▸ **INSTRUCTIONS FOR THE TASK**:
From the data, copy out every line in which the word "true" appears.

**** SOURCE INFORMATION ****

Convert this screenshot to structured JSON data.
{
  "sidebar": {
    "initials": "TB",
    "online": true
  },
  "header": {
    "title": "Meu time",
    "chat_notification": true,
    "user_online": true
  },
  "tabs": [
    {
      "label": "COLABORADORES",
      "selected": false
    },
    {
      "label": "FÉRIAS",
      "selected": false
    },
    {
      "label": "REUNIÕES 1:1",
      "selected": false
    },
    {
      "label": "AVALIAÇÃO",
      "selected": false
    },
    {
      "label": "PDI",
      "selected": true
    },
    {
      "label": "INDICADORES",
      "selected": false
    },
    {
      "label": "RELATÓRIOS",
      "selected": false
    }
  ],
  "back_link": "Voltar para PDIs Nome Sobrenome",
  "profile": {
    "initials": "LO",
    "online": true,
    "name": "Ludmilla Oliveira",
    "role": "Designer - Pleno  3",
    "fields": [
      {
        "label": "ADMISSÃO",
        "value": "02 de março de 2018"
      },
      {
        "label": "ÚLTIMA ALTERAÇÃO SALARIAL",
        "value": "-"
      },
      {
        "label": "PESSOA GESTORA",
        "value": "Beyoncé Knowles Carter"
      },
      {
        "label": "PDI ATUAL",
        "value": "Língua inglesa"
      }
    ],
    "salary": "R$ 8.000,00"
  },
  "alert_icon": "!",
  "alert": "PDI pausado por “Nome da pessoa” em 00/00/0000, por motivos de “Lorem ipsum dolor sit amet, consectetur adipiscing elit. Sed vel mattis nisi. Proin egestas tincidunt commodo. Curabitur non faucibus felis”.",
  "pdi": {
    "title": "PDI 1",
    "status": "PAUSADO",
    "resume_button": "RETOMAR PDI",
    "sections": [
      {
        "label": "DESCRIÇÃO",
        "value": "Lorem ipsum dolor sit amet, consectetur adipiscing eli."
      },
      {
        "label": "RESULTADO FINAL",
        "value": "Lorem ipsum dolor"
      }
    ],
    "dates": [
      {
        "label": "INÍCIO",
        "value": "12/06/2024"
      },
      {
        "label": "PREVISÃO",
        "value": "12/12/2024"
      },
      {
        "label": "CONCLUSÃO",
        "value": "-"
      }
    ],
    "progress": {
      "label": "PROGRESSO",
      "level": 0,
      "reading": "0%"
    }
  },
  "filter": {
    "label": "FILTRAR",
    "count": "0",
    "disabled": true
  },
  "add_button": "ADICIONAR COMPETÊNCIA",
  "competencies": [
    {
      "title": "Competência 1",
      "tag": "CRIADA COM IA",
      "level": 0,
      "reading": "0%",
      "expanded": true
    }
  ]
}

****

▸ **PROBLEM SOLUTION**:
    "online": true
    "chat_notification": true,
    "user_online": true
      "selected": true
    "online": true,
    "disabled": true
      "expanded": true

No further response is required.